    I will fly all sorts of routes to avoid domestic air travel in the US. Most recently flying via Canada and driving rather than have to change in O’Hare or JFK. Part of the problem is poor airport design which plagues the US and requires non-citizens to allow 2-3 hours for changes. The other problem is poor airlines trying to work like a bus system. I flew San Francisco, Vegas, LA, SF 3 days before 9-11. The condition of the American Airlines planes was frightening, the level of service non-existant.

    The US low costs are helping, but a lot of connections make travelling hard work. You often find yourself flying “odd” routes to get to where you want to go. On that score, Europe isn’t much better. The hub approach from many US carriers leaves you stranded in weird places at weird times which isn’t pleasant either.

    I do tend to agree with the idea that if you pay £29 for a flight to Barcelona then Carpe Diem. The problem I have refers back to the conditions of travel and whether people flying to Malaga on a cheap holiday know what they are getting themselves into. My experience of having somebody else book my travel for me, is that people don’t realise the problems of airlines and flying – my secretary flies once a year, generally to Spain for a holiday. Therefore, she bases her assumptions on that sort of thing. If you fly low cost you need to know that they have no obligation to carry you, and that you need to be able to pay if things go wrong. With short(ish) delays your travel insurance will generally be utterly useless. I’ll use Easyjet for some trips, but generally restrictions on hand luggage, limits on the ticket etc… make it a false economy for a business traveller – esepcially with Easyjet, the costs often aren’t much less than BA anyway.

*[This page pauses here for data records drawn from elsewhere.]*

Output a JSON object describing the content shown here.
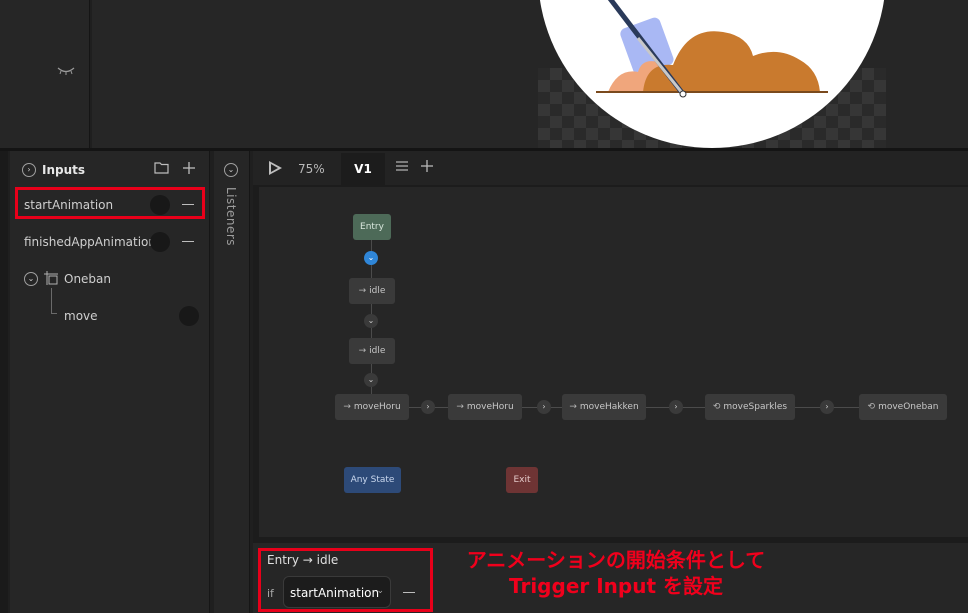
{
  "colors": {
    "highlight": "#e8001a",
    "annotation_text": "#f0001c",
    "entry_node": "#4d6a58",
    "any_state_node": "#2d4a78",
    "exit_node": "#6e3434",
    "active_connector": "#2f86d8"
  },
  "inputs_panel": {
    "title": "Inputs",
    "items": [
      {
        "label": "startAnimation",
        "highlighted": true
      },
      {
        "label": "finishedAppAnimation"
      }
    ],
    "nested_artboard": {
      "label": "Oneban",
      "child": "move"
    }
  },
  "listeners": {
    "label": "Listeners"
  },
  "toolbar": {
    "zoom": "75%",
    "active_tab": "V1"
  },
  "graph": {
    "entry": "Entry",
    "states_vertical": [
      "idle",
      "idle"
    ],
    "states_row": [
      {
        "label": "moveHoru",
        "icon": "arrow-right"
      },
      {
        "label": "moveHoru",
        "icon": "arrow-right"
      },
      {
        "label": "moveHakken",
        "icon": "arrow-right"
      },
      {
        "label": "moveSparkles",
        "icon": "loop"
      },
      {
        "label": "moveOneban",
        "icon": "loop"
      }
    ],
    "any_state": "Any State",
    "exit": "Exit"
  },
  "transition": {
    "title": "Entry → idle",
    "if_label": "if",
    "condition_input": "startAnimation"
  },
  "annotation": {
    "line1": "アニメーションの開始条件として",
    "line2": "Trigger Input を設定"
  }
}
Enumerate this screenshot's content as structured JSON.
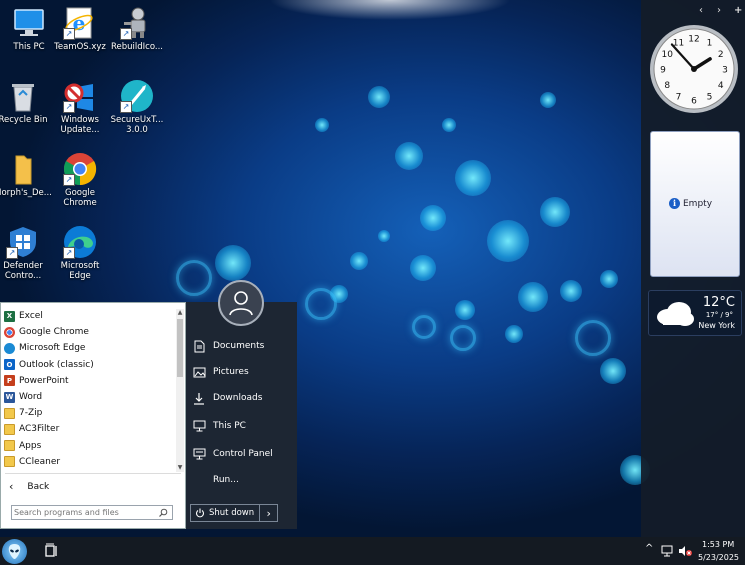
{
  "desktop_icons": [
    {
      "label": "This PC",
      "icon": "this-pc-icon"
    },
    {
      "label": "TeamOS.xyz",
      "icon": "internet-explorer-icon"
    },
    {
      "label": "RebuildIco...",
      "icon": "robot-icon"
    },
    {
      "label": "Recycle Bin",
      "icon": "recycle-bin-icon"
    },
    {
      "label": "Windows Update...",
      "icon": "windows-update-icon"
    },
    {
      "label": "SecureUxT... 3.0.0",
      "icon": "secureux-icon"
    },
    {
      "label": "Morph's_De...",
      "icon": "folder-icon"
    },
    {
      "label": "Google Chrome",
      "icon": "chrome-icon"
    },
    {
      "label": "Defender Contro...",
      "icon": "defender-icon"
    },
    {
      "label": "Microsoft Edge",
      "icon": "edge-icon"
    }
  ],
  "gadgets": {
    "nav": [
      "‹",
      "›",
      "+"
    ],
    "clock": {
      "numerals": [
        "12",
        "1",
        "2",
        "3",
        "4",
        "5",
        "6",
        "7",
        "8",
        "9",
        "10",
        "11"
      ],
      "hour": 1.93,
      "minute": 53
    },
    "notes": {
      "label": "Empty"
    },
    "weather": {
      "temp": "12°C",
      "range": "17° / 9°",
      "city": "New York"
    }
  },
  "start_menu": {
    "programs": [
      {
        "label": "Excel",
        "color": "#1d6f42",
        "glyph": "X"
      },
      {
        "label": "Google Chrome",
        "color": "#db4437",
        "glyph": ""
      },
      {
        "label": "Microsoft Edge",
        "color": "#1a8ad4",
        "glyph": ""
      },
      {
        "label": "Outlook (classic)",
        "color": "#0a64c8",
        "glyph": "O"
      },
      {
        "label": "PowerPoint",
        "color": "#c43e1c",
        "glyph": "P"
      },
      {
        "label": "Word",
        "color": "#2b579a",
        "glyph": "W"
      },
      {
        "label": "7-Zip",
        "color": "#f2c84b",
        "glyph": ""
      },
      {
        "label": "AC3Filter",
        "color": "#f2c84b",
        "glyph": ""
      },
      {
        "label": "Apps",
        "color": "#f2c84b",
        "glyph": ""
      },
      {
        "label": "CCleaner",
        "color": "#f2c84b",
        "glyph": ""
      }
    ],
    "back_label": "Back",
    "search_placeholder": "Search programs and files",
    "right_items": [
      {
        "label": "Documents",
        "icon": "documents-icon"
      },
      {
        "label": "Pictures",
        "icon": "pictures-icon"
      },
      {
        "label": "Downloads",
        "icon": "downloads-icon"
      },
      {
        "label": "This PC",
        "icon": "this-pc-icon"
      },
      {
        "label": "Control Panel",
        "icon": "control-panel-icon"
      },
      {
        "label": "Run...",
        "icon": "run-icon"
      }
    ],
    "shutdown_label": "Shut down"
  },
  "taskbar": {
    "time": "1:53 PM",
    "date": "5/23/2025"
  }
}
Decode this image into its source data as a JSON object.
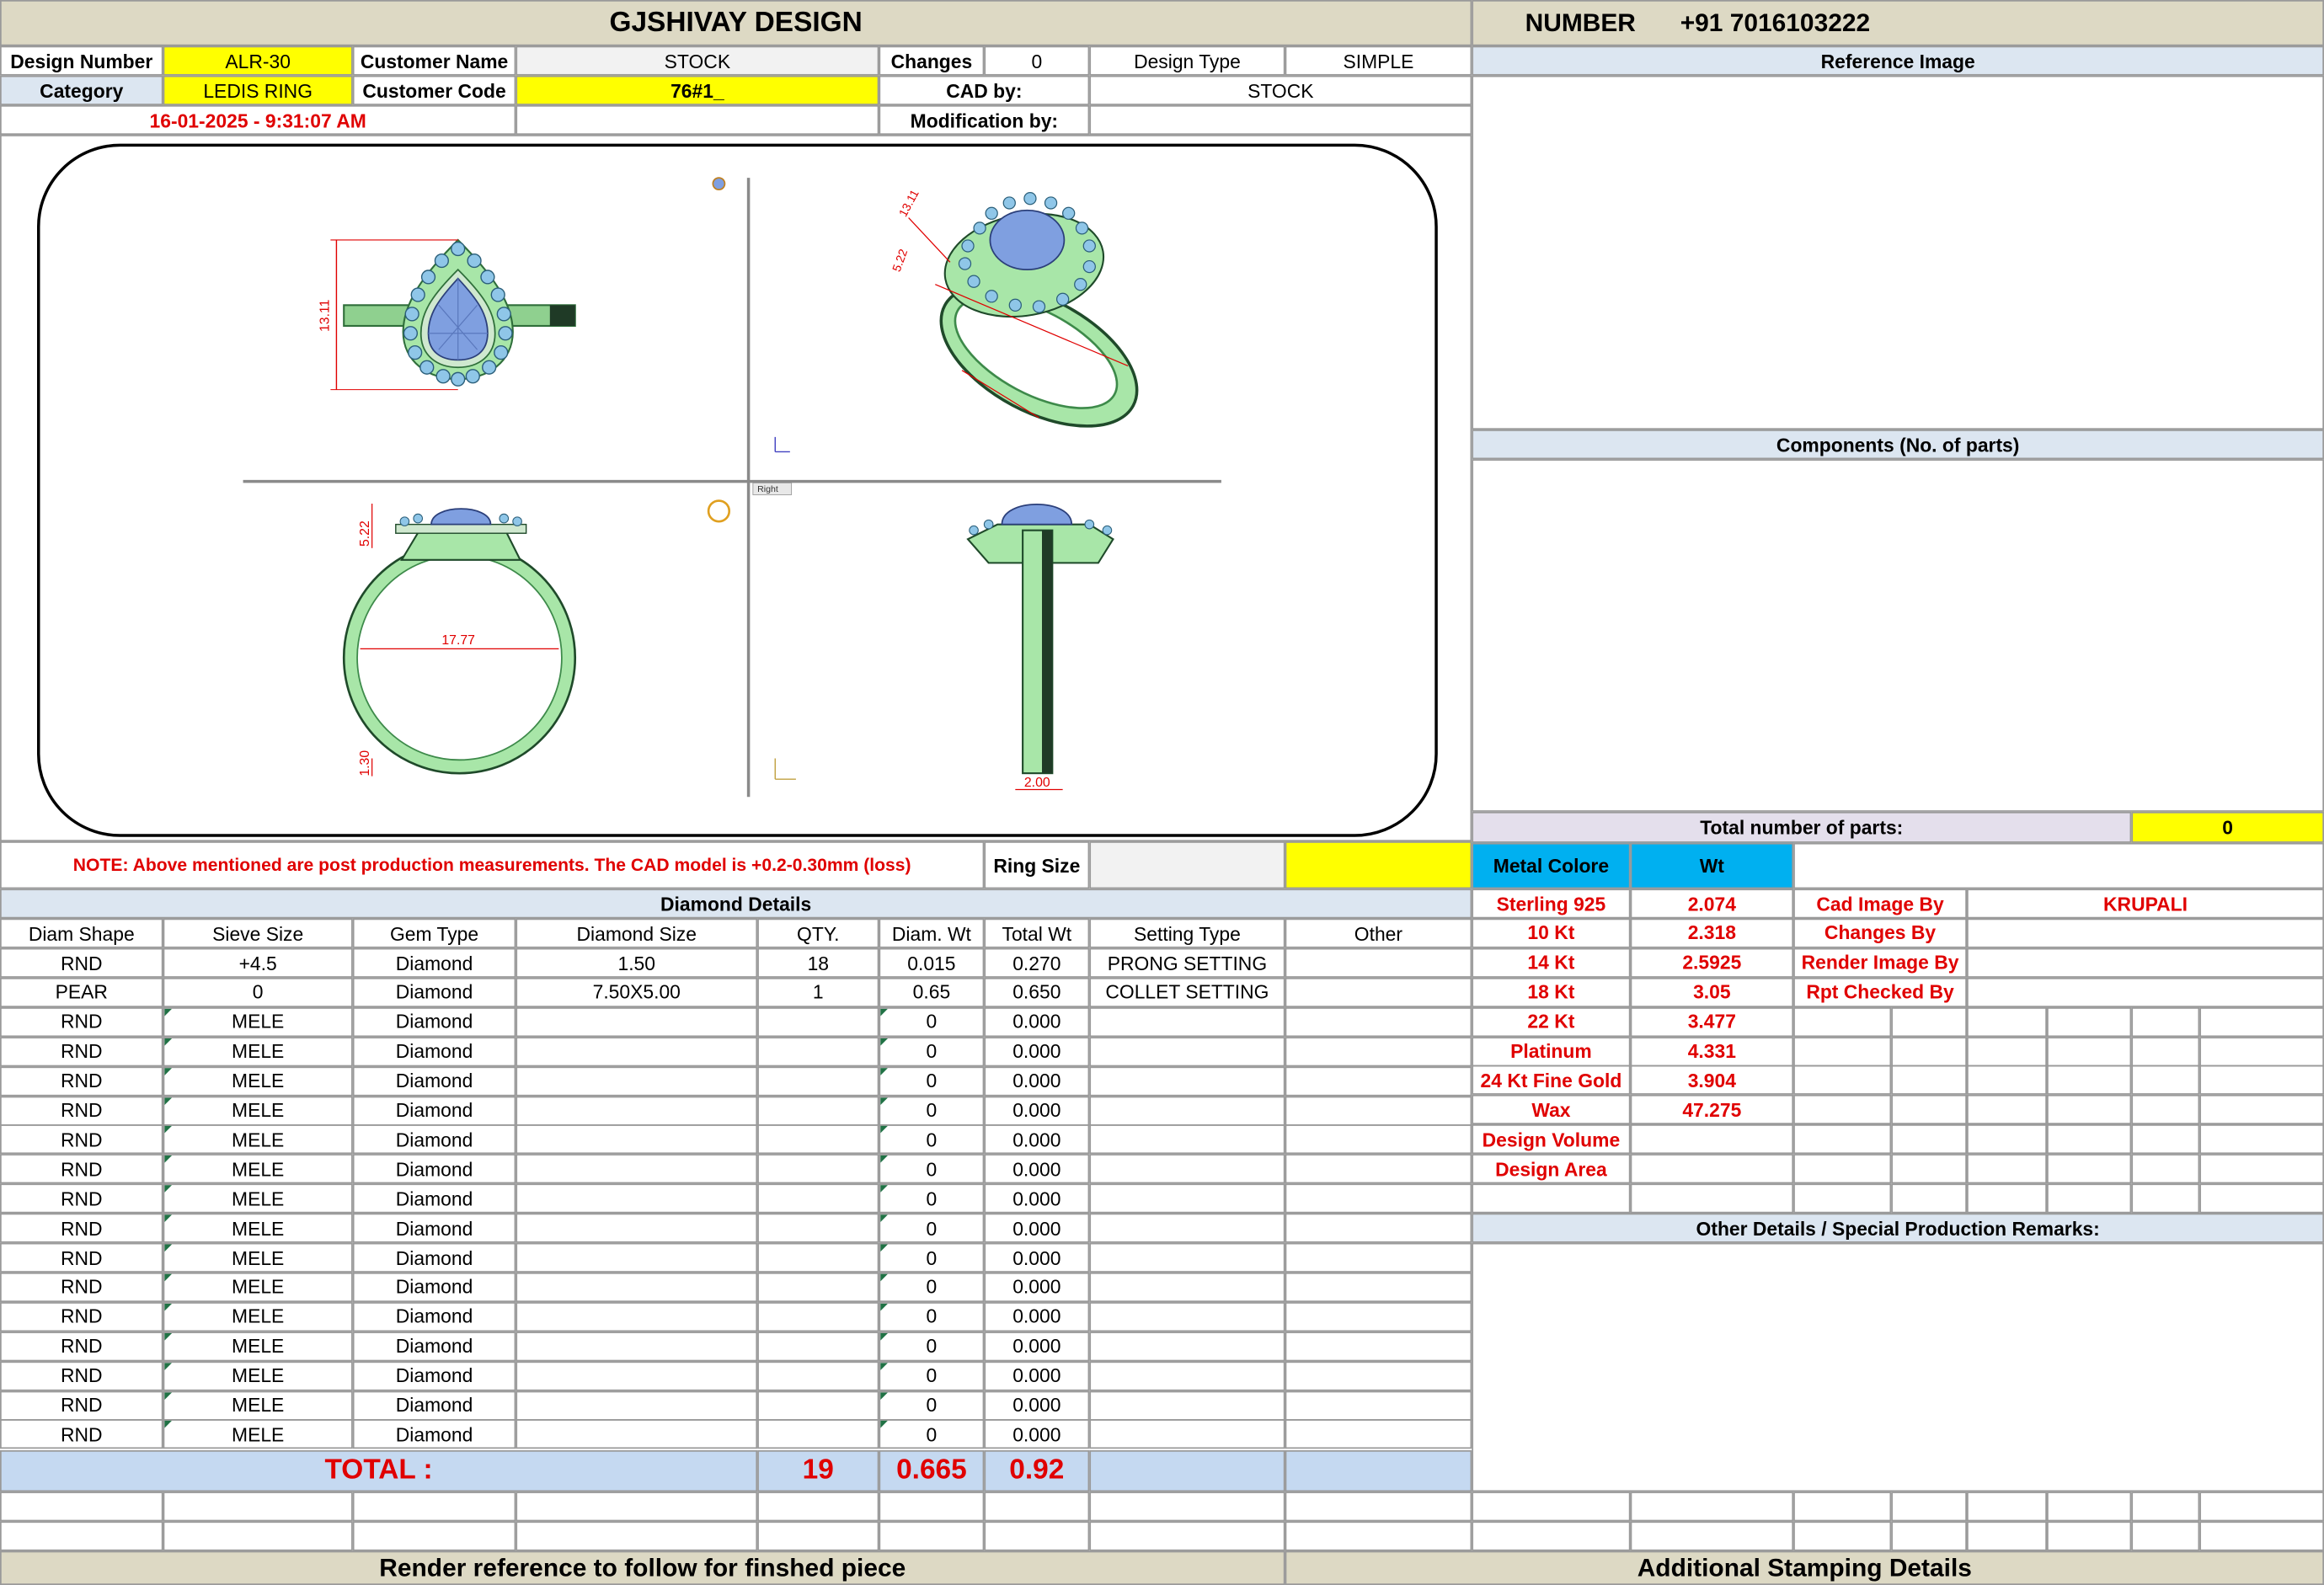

    If the “low cost” airlines were forced to let people know what happens then I’d have less sympathy with enforced compensation.

  • Dave

    Yes Airbus are subsidized.

    So are Boeing. The Washington State legislature recently trying to vote through billions of dollars in tax breaks to ensure that the new 7E7 is manufacturered in Seattle and not elsewhere in the US.

  • Nick Aggelopoulos

    Lower cost flights.

    Many of you have read the small print and seem to know the pros and cons, which the vast majority of ordinary folks have no time in their life to do I hold down a regular job and spend nearly all my time working and have little time to research the market and ticket conditions. I need to fly to the USA in November, to New Orleans. All US carriers charge less than European carriers. The cheapest European carrier (KLM) I understand flies only with a minimum 7 day return. Lufthansa is the next cheapest but some 50 pounds more expensive than the cheapest flight on a US airline. As a European, all being equal, I would have rather flown on an EU airline. What do they offer more than the US airlines that makes their prices higher?